24 murder charges for Batman killer
A former neuroscience graduate sat silently in a packed court as a judge told him about the charges filed against him, including murder and attempted murder, in one of the deadliest mass shootings in recent US history.
James Holmes, 24, appeared just as dazed yesterday as he did in his first court hearing after the Colorado cinema attack that left 12 people dead and 58 others injured.
After the charges were read, prosecutors and defence lawyers sparred over whether a notebook that, according to news reports, Holmes sent to his psychiatrist and had descriptions of the attack was privileged information.
It is an argument that foreshadows one of the case's most fundamental issues: Does Holmes have a mental illness and, if so, what role did it play in the massacre?
Sam Kamin, a law professor at the University of Denver, said there was "pronounced" evidence that the attack was premeditated, which would seem to make an insanity defence difficult. "But," he added, "the things that we don't know are what this case is going to hinge on, and that's his mental state."
In all, prosecutors charged Holmes with 142 counts over the shooting rampage at a midnight showing of the new Batman film, The Dark Knight Rises.
Holmes faces two first-degree murder charges for each of the 12 people killed and two attempted first-degree murder charges for every one of the 58 injured in the July 20 shooting in Aurora.
The maximum penalty for a first-degree murder conviction is death.

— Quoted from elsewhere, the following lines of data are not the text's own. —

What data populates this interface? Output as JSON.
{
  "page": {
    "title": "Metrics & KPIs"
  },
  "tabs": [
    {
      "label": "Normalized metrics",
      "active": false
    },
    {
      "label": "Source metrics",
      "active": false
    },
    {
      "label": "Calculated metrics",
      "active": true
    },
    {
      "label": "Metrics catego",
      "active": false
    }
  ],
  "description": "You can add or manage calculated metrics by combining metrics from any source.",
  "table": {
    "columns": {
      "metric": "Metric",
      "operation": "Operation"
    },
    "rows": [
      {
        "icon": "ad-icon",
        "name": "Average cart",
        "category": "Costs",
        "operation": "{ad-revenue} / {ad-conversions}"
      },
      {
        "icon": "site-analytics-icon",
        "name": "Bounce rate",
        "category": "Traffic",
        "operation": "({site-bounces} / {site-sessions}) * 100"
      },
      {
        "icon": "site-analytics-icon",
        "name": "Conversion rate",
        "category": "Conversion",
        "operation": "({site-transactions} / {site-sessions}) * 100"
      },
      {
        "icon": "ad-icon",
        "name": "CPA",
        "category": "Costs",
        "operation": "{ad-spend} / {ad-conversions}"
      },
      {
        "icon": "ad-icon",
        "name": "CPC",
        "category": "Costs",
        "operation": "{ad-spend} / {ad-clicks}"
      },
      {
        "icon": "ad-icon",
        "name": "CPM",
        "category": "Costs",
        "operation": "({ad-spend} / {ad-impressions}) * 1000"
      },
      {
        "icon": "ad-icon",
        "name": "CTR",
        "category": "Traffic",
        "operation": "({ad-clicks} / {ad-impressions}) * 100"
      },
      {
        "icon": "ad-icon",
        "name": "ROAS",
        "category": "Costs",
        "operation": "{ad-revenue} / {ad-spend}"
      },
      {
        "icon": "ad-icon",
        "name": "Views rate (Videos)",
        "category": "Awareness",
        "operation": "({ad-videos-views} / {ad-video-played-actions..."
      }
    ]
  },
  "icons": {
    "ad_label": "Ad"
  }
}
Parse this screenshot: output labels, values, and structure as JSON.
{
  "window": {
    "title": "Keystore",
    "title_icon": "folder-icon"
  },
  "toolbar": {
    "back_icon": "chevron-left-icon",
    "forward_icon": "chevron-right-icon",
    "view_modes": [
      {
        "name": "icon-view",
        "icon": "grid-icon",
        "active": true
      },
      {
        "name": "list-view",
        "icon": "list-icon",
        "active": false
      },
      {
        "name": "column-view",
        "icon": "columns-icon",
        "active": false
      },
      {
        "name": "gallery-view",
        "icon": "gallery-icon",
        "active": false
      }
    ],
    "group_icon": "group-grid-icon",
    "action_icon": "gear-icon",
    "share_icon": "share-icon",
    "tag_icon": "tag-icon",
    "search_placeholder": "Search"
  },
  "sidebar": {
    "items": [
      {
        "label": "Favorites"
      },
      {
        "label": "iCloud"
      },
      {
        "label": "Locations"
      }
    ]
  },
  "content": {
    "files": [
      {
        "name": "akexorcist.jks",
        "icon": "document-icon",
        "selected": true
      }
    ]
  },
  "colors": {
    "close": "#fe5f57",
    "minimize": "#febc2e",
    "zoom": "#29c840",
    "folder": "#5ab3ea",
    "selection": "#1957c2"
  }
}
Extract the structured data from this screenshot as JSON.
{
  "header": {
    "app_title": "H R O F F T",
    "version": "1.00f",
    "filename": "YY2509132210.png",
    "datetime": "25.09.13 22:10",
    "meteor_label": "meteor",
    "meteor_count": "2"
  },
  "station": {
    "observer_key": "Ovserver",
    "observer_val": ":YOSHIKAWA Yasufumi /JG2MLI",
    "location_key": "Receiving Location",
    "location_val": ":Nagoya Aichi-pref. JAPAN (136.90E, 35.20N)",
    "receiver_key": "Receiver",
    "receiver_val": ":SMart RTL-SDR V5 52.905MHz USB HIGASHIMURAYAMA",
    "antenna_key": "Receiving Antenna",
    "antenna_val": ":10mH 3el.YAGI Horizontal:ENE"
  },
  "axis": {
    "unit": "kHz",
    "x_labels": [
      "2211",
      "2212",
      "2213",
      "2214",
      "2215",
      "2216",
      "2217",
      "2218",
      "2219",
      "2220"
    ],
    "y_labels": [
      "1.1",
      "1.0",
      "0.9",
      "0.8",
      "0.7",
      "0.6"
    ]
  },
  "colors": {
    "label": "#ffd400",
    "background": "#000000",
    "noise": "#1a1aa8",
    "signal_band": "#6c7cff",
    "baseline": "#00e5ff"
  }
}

The multiple charges expand the opportunities for prosecutors to obtain convictions.
"It's a much easier way for the prosecution to obtain a conviction," said Denver defence lawyer Peter Hedeen. "They throw as many (charges) up as they can. If you think you can prove it three different ways, you charge it three different ways."

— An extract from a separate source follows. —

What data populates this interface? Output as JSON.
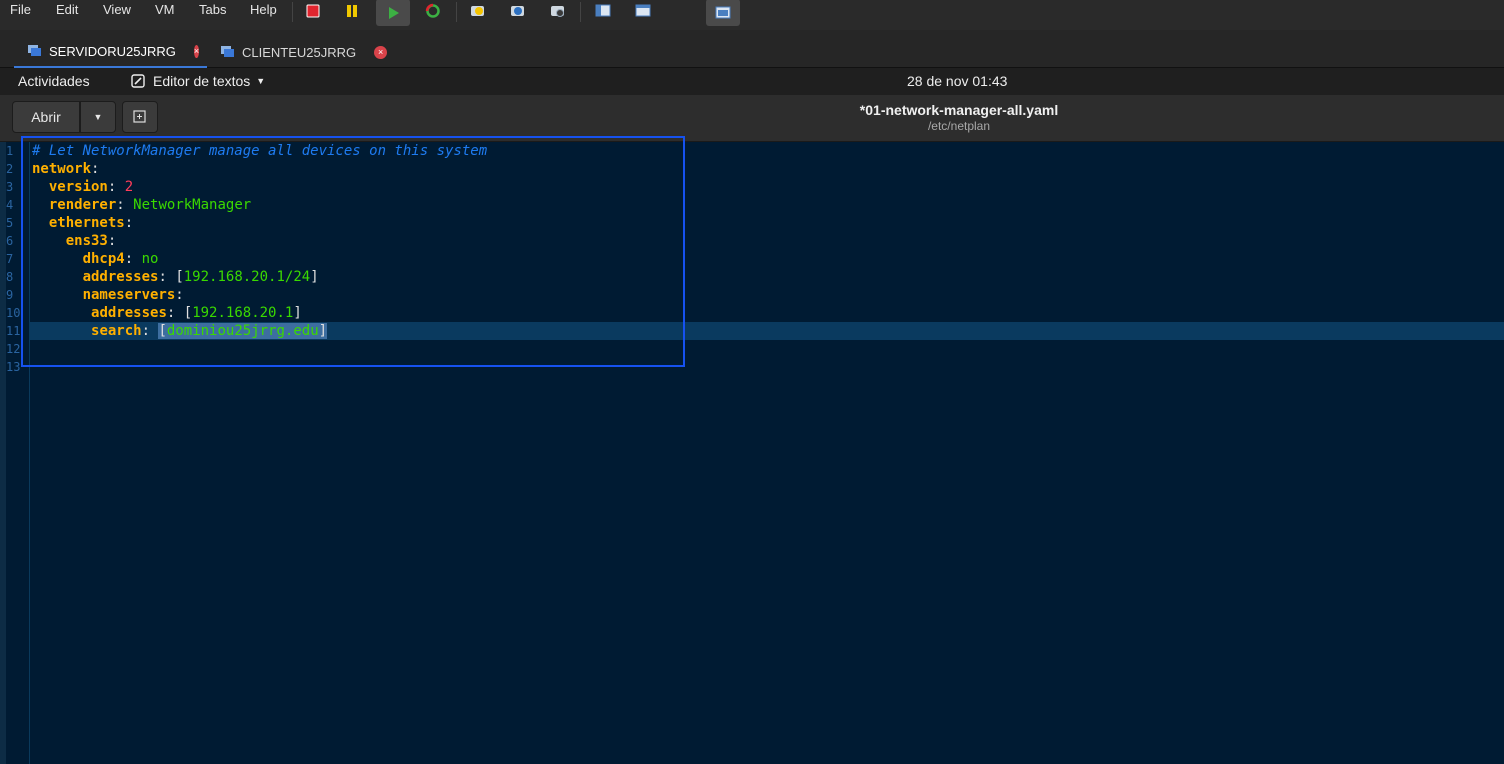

Unlike Holmes' first court appearance on July 23, yesterday's hearing was not televised. At the request of the defence, District Chief Judge William Sylvester barred video and still cameras from the courtroom, saying expanded coverage could interfere with Holmes' right to a fair trial.
A shackled Holmes did not react as the charges were read. At one point, his hair still dyed orange-red, he leaned over to speak to one of his lawyers and furrowed his brow. When the judge asked him if he agreed to postponing a hearing so his team could have time to prepare, he said softly: "Yeah."
Some court spectators wore Batman T-shirts. Several people clasped their hands and bowed their heads as if in prayer before the hearing. One victim who attended was in a wheelchair with bandages on her leg and arm.
For the murder charges, one count included murder with deliberation, the other murder with extreme indifference. Both counts carry a maximum death penalty upon conviction; the minimum is life without parole.
In addition, Holmes was charged with one count of possession of explosives and one count of a crime of violence. Authorities said Holmes booby-trapped his flat with the intent to kill any officers responding there the night of the attack.
A conviction under the crime of violence charge means that any sentence, including life terms, would have to be served consecutively, not concurrently, said Craig Silverman, a former chief deputy district attorney in Denver.
That ensures that if laws change in the future, the person convicted would still serve a lengthy sentence.
Analysts expect the case to be dominated by arguments over the defendant's sanity.
Under Colorado law, defendants are not legally liable for their acts if their minds are so "diseased" that they cannot distinguish between right and wrong. But the law warns that "care should be taken not to confuse such mental disease or defect with moral obliquity, mental depravity, or passion growing out of anger, revenge, hatred, or other motives, and kindred evil conditions".
Holmes' lawyers could argue he is not mentally competent to stand trial - the argument offered by lawyers for Jared Loughner, who is accused of killing six people in 2011 in Tucson, Arizona, and wounding several others, including US congresswoman Gabrielle Giffords.
If Holmes goes to trial and is convicted, his lawyers can try to stave off a possible death penalty by arguing he is mentally ill.
Prosecutors will decide whether to seek the death penalty in the coming weeks.
Defence lawyer Tamara Brady said she would subpoena University of Colorado, Denver, psychiatrist Lynne Fenton, whom Holmes had been seeing, to give evidence in a dispute over whether the notebook is privileged because of a possible doctor-patient relationship.
Arapahoe County district attorney Carol Chambers disputed news reports that the notebook contained descriptions of an attack.
On Friday, court papers revealed that Holmes was seeing Ms Fenton. They did not say how long or if it was for a mental illness or another problem. An online resume listed schizophrenia as one of Ms Fenton's research interests.
Holmes' lawyers want to know who leaked the information to the media. Prosecutors say the notebook was inside a package Holmes reportedly sent to Ms Fenton at the university. Holmes came to the school's competitive neuroscience doctoral programme in June 2011 and dropped out a year later.
Authorities seized the package on July 23, three days after the shooting, in the post room of the medical campus where Holmes studied. A hearing on the matter was set for August 16.